REQUIRED WORK -
In the entries that follow, which lines hold the string "date"? List them.

AVAILABLE DATA -
● ● ● ● ●

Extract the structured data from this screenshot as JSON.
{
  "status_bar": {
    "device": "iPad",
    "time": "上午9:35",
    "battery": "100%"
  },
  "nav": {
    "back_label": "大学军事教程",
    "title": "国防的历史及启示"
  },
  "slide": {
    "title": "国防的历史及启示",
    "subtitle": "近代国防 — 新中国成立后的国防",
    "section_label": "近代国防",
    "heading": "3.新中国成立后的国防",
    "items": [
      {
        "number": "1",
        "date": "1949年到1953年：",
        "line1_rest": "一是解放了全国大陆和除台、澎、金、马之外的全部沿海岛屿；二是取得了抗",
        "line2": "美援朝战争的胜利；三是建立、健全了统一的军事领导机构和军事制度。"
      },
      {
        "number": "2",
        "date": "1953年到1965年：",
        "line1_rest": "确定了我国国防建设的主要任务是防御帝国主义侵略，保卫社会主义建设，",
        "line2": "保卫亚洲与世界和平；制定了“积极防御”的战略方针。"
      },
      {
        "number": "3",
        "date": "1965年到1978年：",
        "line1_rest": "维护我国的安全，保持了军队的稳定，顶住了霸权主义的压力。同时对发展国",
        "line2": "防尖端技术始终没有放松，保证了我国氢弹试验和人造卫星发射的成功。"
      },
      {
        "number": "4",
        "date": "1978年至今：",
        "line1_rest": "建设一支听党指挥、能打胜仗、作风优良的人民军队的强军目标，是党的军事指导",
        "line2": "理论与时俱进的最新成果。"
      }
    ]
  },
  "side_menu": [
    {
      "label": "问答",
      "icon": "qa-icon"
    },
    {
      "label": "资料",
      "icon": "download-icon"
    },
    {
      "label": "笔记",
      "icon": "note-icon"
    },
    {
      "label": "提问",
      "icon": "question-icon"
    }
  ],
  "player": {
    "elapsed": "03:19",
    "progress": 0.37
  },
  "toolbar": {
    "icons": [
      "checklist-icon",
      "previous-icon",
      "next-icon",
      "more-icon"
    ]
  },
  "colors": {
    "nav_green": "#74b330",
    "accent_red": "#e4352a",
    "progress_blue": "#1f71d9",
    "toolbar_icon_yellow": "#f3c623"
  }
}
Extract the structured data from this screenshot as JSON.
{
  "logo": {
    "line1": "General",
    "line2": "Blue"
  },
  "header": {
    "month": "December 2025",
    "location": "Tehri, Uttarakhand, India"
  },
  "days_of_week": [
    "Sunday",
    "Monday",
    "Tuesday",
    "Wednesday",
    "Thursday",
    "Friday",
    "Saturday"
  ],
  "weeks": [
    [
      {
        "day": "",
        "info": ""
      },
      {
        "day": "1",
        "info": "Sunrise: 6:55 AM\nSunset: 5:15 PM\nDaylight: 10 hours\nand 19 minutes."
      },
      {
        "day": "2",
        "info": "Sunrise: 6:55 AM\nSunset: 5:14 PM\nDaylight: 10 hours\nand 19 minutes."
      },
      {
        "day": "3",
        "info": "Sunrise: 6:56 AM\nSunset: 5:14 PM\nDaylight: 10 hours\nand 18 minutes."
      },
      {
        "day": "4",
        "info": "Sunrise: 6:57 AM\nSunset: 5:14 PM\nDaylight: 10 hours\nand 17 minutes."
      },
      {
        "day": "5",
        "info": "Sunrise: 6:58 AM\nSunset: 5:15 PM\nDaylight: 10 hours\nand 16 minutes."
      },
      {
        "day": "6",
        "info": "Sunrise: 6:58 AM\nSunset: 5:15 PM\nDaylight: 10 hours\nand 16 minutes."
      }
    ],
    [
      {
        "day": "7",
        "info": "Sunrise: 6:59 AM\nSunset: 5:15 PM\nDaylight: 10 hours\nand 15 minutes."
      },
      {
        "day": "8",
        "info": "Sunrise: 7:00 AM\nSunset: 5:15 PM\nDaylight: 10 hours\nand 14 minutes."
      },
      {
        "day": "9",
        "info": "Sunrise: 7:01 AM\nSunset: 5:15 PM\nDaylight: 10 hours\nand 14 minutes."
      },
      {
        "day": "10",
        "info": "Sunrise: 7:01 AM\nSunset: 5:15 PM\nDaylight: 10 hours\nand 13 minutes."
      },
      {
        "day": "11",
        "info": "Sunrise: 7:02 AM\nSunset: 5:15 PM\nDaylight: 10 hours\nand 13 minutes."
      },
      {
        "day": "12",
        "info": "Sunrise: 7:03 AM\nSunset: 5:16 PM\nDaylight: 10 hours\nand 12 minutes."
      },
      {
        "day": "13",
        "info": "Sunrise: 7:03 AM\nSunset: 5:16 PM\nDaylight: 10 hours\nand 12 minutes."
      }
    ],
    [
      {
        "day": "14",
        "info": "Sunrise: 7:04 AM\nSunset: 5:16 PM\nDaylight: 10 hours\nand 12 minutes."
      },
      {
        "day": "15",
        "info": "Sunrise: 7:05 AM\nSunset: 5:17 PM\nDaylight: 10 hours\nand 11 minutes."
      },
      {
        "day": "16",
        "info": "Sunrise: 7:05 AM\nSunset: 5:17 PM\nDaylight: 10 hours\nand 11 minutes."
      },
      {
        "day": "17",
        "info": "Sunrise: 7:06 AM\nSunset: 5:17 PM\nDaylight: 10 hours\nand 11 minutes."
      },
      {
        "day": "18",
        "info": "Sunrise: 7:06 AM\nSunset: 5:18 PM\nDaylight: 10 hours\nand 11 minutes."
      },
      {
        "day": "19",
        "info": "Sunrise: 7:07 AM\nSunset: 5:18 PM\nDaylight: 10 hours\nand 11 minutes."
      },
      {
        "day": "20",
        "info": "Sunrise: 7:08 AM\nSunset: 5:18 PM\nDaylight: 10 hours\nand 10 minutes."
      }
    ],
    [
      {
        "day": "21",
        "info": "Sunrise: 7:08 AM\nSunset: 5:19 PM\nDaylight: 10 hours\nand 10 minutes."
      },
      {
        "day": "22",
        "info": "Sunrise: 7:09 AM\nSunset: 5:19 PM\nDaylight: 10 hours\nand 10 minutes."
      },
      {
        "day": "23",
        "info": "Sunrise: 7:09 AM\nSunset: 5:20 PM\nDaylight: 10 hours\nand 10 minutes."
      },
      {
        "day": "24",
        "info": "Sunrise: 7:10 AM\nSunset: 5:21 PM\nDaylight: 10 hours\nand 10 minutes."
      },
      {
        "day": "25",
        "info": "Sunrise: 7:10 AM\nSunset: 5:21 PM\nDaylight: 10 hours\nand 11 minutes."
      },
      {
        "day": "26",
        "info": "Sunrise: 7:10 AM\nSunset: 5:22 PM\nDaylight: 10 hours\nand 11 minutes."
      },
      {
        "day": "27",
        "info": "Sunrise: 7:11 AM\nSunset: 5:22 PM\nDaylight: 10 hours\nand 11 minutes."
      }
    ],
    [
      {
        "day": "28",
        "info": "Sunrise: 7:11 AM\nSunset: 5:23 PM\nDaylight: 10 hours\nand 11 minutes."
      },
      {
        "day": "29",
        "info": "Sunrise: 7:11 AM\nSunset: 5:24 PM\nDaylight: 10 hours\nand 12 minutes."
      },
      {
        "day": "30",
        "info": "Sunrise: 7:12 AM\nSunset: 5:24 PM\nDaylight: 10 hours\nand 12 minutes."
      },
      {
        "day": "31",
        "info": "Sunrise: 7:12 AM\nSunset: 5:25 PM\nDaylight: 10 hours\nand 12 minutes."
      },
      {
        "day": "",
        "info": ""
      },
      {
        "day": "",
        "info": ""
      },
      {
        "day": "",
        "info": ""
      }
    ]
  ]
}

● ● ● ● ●

TASK OUTPUT -
        "date": "1949年到1953年：",
        "date": "1953年到1965年：",
        "date": "1965年到1978年：",
        "date": "1978年至今：",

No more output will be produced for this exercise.